10 deaths, one day: A look at the youngest victims of gun violence

'Another Day in the Death of America'
'Another Day in the Death of America' by Gary Younge
Courtesy of Nation Books

Every day in the United States, an average of seven children and teens are killed by guns.

It's a startling statistic, but it's just a number. Journalist Gary Younge wanted to put faces behind it. For his new book, "Another Day in the Death of America," he picked a day — a random day — and told the stories of those who were killed.

On Nov. 23, 2013, there were ten young victims. Higher than average.

The oldest was 19, the youngest was 9. They were spread across the country: New Jersey, Michigan, Texas, California. One was at a sleepover. Another was on the corner. A third was answering his front door.

Their stories are the chapters that make up Younge's book.

"I was struck by the statistics, and I thought: How do you make that statistic real?" Younge told MPR News host Kerri Miller. Younge was born in the U.K., but worked in the U.S. for many years. He married an American. His kids are American.

"I don't think Americans are any more criminal. I don't think American parents are any worse. I don't think American children are any worse," Younge said. For him, it's the "free and easy accessibility of firearms" that led to the deaths that fill his book.

"This is not a book about gun control, but it is a book made possible by the absence of gun control. Because in no other country in the Western world would this be possible."

Younge hopes that the book, and the stories of the dead, will create a sense of empathy in readers. Every story is different: Jaiden, Kenneth, Stanley, Pedro, Tyler, Edwin, Samuel, Tyson, Gary and Gustin.

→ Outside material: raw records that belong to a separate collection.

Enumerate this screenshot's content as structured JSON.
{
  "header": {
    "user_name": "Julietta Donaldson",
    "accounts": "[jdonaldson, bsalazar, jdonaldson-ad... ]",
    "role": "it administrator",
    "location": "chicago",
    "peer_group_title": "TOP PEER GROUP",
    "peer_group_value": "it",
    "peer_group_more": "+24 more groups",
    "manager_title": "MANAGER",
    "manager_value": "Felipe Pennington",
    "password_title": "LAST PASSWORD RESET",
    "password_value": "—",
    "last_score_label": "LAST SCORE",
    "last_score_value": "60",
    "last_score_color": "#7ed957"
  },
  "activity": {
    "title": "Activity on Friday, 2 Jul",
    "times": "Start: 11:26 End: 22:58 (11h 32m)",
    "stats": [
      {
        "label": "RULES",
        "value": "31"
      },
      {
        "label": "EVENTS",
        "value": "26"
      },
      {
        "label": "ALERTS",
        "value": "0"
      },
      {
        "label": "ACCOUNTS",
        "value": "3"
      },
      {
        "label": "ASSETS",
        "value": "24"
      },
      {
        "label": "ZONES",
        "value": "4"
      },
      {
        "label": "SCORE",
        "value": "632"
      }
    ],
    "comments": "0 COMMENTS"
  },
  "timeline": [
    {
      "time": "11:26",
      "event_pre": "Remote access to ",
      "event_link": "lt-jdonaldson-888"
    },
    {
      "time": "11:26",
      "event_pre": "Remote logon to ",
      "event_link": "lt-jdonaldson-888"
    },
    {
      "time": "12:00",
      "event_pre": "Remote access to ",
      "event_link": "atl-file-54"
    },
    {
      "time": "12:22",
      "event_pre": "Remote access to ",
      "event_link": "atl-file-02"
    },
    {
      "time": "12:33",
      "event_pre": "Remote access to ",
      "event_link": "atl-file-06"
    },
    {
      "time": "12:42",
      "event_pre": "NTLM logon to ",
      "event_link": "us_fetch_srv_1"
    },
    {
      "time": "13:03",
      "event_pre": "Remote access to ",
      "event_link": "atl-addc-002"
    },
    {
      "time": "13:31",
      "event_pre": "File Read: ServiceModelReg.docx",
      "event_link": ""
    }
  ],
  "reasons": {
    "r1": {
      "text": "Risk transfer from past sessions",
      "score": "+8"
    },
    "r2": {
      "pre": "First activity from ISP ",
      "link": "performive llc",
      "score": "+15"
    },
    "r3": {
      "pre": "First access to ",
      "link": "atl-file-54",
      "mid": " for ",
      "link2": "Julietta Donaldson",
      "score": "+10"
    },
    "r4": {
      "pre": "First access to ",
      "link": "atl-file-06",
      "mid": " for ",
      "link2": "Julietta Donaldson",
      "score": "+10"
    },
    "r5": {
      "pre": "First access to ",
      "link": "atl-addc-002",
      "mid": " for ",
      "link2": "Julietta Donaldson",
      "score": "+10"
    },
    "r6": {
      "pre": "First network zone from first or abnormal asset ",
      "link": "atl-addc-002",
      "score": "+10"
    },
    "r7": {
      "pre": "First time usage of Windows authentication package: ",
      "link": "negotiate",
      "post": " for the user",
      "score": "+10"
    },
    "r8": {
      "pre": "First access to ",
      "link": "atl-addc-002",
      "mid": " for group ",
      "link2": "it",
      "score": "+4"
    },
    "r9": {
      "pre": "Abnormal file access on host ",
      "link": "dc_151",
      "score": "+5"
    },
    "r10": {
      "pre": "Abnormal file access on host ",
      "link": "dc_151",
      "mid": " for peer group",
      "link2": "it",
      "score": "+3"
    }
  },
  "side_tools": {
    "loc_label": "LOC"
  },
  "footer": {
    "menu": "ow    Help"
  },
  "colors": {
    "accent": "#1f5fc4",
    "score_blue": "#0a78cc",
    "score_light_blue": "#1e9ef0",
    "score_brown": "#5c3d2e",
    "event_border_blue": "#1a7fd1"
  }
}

For many of the victims, he found that parents had experienced backlash and blame. Why was your child out at night? Why did you let him walk home?

There was even a sense in the way some shootings were covered that the young people had done something to deserve it — whether by being where they shouldn't have been or spending time with the wrong people.

"I got this sense from African-American parents in particular: They felt they had to make a case for why their child should not have been shot. Very quickly, they would tell me: 'He wasn't in a gang. He'd never been in trouble with the police. He was always in by 10,'" he said. "This need to make sure I knew he wasn't one of those who 'deserved' it, who 'had it coming' — it is heartbreaking, really."

"If you're wealthy, if you're white, and certainly if you're wealthy and white, statistically these are unlikely to be your children," Younge said. "But are they so different from children you know?"

For the full interview with Gary Younge on "Another Day in the Death of America," use the audio player above.